# How an RV 50 Amp Circuit Works

Lately I’ve been seeing questions about the electrical power supply in RVs. Specifically, in one Facebook RV group, someone asked how large a generator should they buy for their travel trailer. The answers given by some people were confusing or downright incorrect. I’ll take a minute to try to explain how this works as simply as I can.

Recreational vehicles typically are wired for a 30 amp or 50 amp power supply. This is where the confusion begins. It seems like a 50 amp power supply would be capable of supplying 20 amps more than the 30 amp power supply. It doesn’t work that way. The 30 amp power supply uses a three-prong plug – a hot lead, a neutral and a ground. All current flows through one hot lead. A 50 amp power supply uses a four-prong lead – two hot leads (L1 and L2), a neutral and a ground. Each hot lead – L1 and L2 – can provide up to 50 amps of current.
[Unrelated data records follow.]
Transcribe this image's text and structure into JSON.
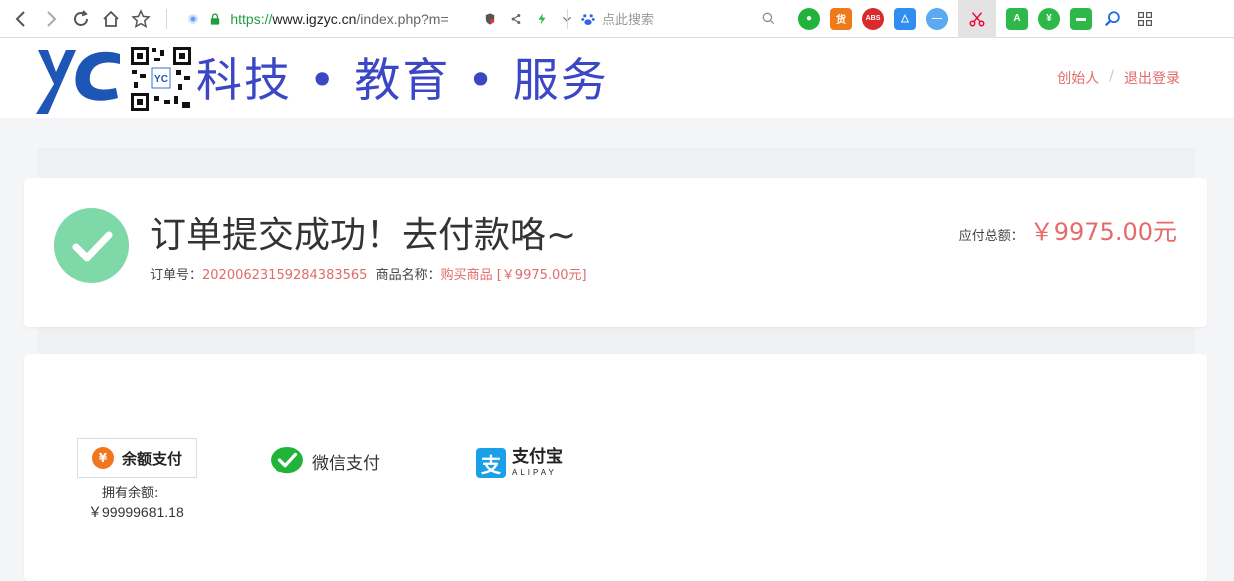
{
  "browser": {
    "url_scheme": "https://",
    "url_host": "www.igzyc.cn",
    "url_path": "/index.php?m=",
    "search_placeholder": "点此搜索"
  },
  "site": {
    "logo_text": "YC",
    "slogan": "科技 • 教育 • 服务",
    "user_link": "创始人",
    "separator": "/",
    "logout_link": "退出登录"
  },
  "order": {
    "title": "订单提交成功！去付款咯~",
    "order_no_label": "订单号：",
    "order_no": "20200623159284383565",
    "product_label": "商品名称：",
    "product_value": "购买商品 [￥9975.00元]",
    "total_label": "应付总额：",
    "total_amount": "￥9975.00元"
  },
  "payment": {
    "balance_label": "余额支付",
    "coin_symbol": "¥",
    "balance_caption": "拥有余额:",
    "balance_value": "￥99999681.18",
    "wechat_label": "微信支付",
    "alipay_icon": "支",
    "alipay_cn": "支付宝",
    "alipay_en": "ALIPAY"
  },
  "colors": {
    "accent_red": "#e06b6b",
    "success_green": "#7ed8a8",
    "slogan_blue": "#3b47c4",
    "wechat_green": "#22b33b",
    "alipay_blue": "#1aa0e8"
  },
  "icons": [
    "back-icon",
    "forward-icon",
    "refresh-icon",
    "home-icon",
    "star-icon",
    "lock-icon",
    "share-icon",
    "lightning-icon",
    "baidu-paw-icon",
    "search-icon",
    "check-icon",
    "wechat-icon",
    "alipay-icon",
    "coin-icon"
  ]
}
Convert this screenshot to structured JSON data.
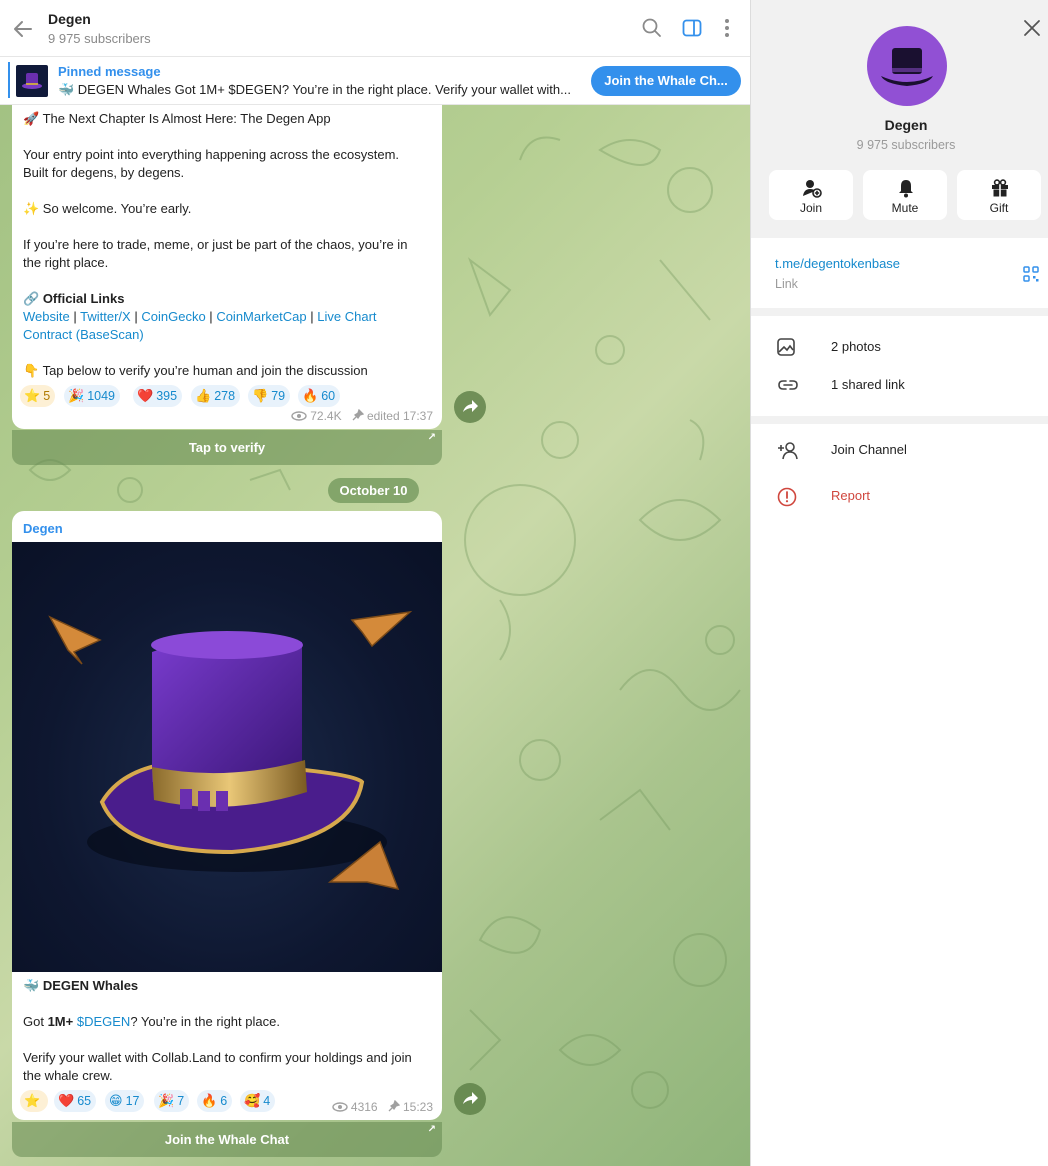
{
  "header": {
    "title": "Degen",
    "subtitle": "9 975 subscribers"
  },
  "pinned": {
    "label": "Pinned message",
    "text": "🐳 DEGEN Whales  Got 1M+ $DEGEN? You’re in the right place.  Verify your wallet with...",
    "button_label": "Join the Whale Ch..."
  },
  "message1": {
    "line1": "🚀 The Next Chapter Is Almost Here: The Degen App",
    "line2": "Your entry point into everything happening across the ecosystem.",
    "line3": "Built for degens, by degens.",
    "line4": "✨ So welcome. You’re early.",
    "line5": "If you’re here to trade, meme, or just be part of the chaos, you’re in",
    "line6": "the right place.",
    "links_heading_icon": "🔗",
    "links_heading": "Official Links",
    "links": [
      "Website",
      "Twitter/X",
      "CoinGecko",
      "CoinMarketCap",
      "Live Chart",
      "Contract (BaseScan)"
    ],
    "separator": "|",
    "cta": "👇 Tap below to verify you’re human and join the discussion",
    "reactions": [
      {
        "emoji": "⭐",
        "count": "5"
      },
      {
        "emoji": "🎉",
        "count": "1049"
      },
      {
        "emoji": "❤️",
        "count": "395"
      },
      {
        "emoji": "👍",
        "count": "278"
      },
      {
        "emoji": "👎",
        "count": "79"
      },
      {
        "emoji": "🔥",
        "count": "60"
      }
    ],
    "views": "72.4K",
    "edited": "edited 17:37",
    "button_label": "Tap to verify"
  },
  "date_separator": "October 10",
  "message2": {
    "author": "Degen",
    "title_icon": "🐳",
    "title": "DEGEN Whales",
    "line1_pre": "Got ",
    "line1_bold": "1M+",
    "line1_link": "$DEGEN",
    "line1_post": "? You’re in the right place.",
    "line2": "Verify your wallet with Collab.Land to confirm your holdings and join",
    "line3": "the whale crew.",
    "reactions": [
      {
        "emoji": "⭐",
        "count": ""
      },
      {
        "emoji": "❤️",
        "count": "65"
      },
      {
        "emoji": "😁",
        "count": "17"
      },
      {
        "emoji": "🎉",
        "count": "7"
      },
      {
        "emoji": "🔥",
        "count": "6"
      },
      {
        "emoji": "🥰",
        "count": "4"
      }
    ],
    "views": "4316",
    "time": "15:23",
    "button_label": "Join the Whale Chat"
  },
  "panel": {
    "name": "Degen",
    "subtitle": "9 975 subscribers",
    "actions": [
      {
        "label": "Join",
        "icon": "add-user-icon"
      },
      {
        "label": "Mute",
        "icon": "bell-icon"
      },
      {
        "label": "Gift",
        "icon": "gift-icon"
      }
    ],
    "link_value": "t.me/degentokenbase",
    "link_label": "Link",
    "media": [
      {
        "label": "2 photos",
        "icon": "photo-icon"
      },
      {
        "label": "1 shared link",
        "icon": "link-icon"
      }
    ],
    "join_channel": "Join Channel",
    "report": "Report"
  },
  "colors": {
    "accent": "#3390ec",
    "link": "#168acd",
    "avatar": "#9150d4",
    "report": "#d0473e"
  }
}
An RV wired for 50 amp service has the power outlets and electrical consumers split into two separate circuits. Each circuit has the capability of providing up to 50 amps of current. For example, L1 might provide power to the front air conditioning unit, the microwave/convection oven and half of the wall outlets. L2 might provide power for the rear air conditioning unit, the converter/battery charger and the rest of the wall outlets. A 30 amp coach has all of the consumers and outlets on one power supply circuit. So, we can see that the 50 amp service can really supply up to 100 amps while the 30 amp service is limited to 30 amps.

Back to the question – how much power do I need from a generator? To answer this, we have to understand a few terms. First is voltage. Voltage is electromotive force – think of it as the pressure creating the flow of electricity. Amps describe current – it tells us how much current is flowing through the circuit. Watts describe power – the rate of electrical transfer. We need to understand watts because that’s how electrical consumers are rated and it’s also how generators are rated. The formula is simple – watts = volts X amps.

In a coach wired for 50 amp service we can use the formula to see that when the coach is plugged in to a 50 amp service, we have 120 volts times 50 amps = 6,000 watts on L1 and 6,000 watts on L2 – 12,000 total watts ( sometimes listed as 12kW). Does this mean I need a 12kW generator? That would be expensive.

Looking at the information regarding typical appliance loads in my Onan generator manual, I see the following:

Air conditioner                                       1400 – 2000

Battery charger/converter                     300 – 2000

Microwave/convection oven                  1,000 – 1500

Electric hair dryer                                     1000 -1500

Television                                                    200 -600

Coffee maker                                              550 – 750

As you can see, anything with a heating element will require quite a bit of power. Also, large electric motors like the one in an air conditioner also requires a lot of power. The power requirement drops after start-up. In other words, the maximum power requirement for an electric motor comes when the motor is first activated, then drops as the  motor RPM stabilizes. Likewise, a heating element draws the highest amount of current at start-up and the power requirement drops as it heats up. Our Dometic Penguin II air conditioners have a delay built in on start-up and both units never start at the same time – there’s a few seconds of delay before the second unit kicks in.

Our coach is wired for 50 amp service, but our generator is a 7.5kW Onan Quiet Diesel. It provides about 30 amps of current on each circuit. So L1 can provide enough power to supply about 3,600 watts of electrical consumers. Likewise L2 can provide 3,600 watts. With the circuits on the coach split, I see that this should be adequate. The only issue I have is if I want to run the front air conditioner, the microwave/convection oven and the coffee maker at the same time, I may overload the circuit and trip the breaker on the generator. So, if we’re cooking breakfast and making coffee, I don’t run the front air conditioner at the same time. If we need AC, I can run the rear air conditioner as it’s wired to L2.

On shore power, we have more than enough power – 12,000 watts total – to run everything without concern. I hope this makes sense and my simplified explanation helps someone understand the power requirements and how to choose generator size.

We’re continuing to enjoy great weather here in Mesa. We really like Viewpoint Golf and RV Resort. I’m hitting the pickleball courts four or five times a week and Donna has been playing more and she’s really stepping her game up. That’s all for now.

## 3 thoughts on “How an RV 50 Amp Circuit Works”

1. Dave G

Mike, good wrote up, only thing I would add to your load chart is slightly off topic, but related to battery bank consumption. Those of us with a residential refrigerators should watch when the auto defrost and if you have one, the ice maker trigger. If you are boondocking you do not want either to cycle during quiet hours, they both draw down the battery bank fast (the auto defrost faster than the ice maker). You want to either shut off them off completely or set them to only run while your genny in running.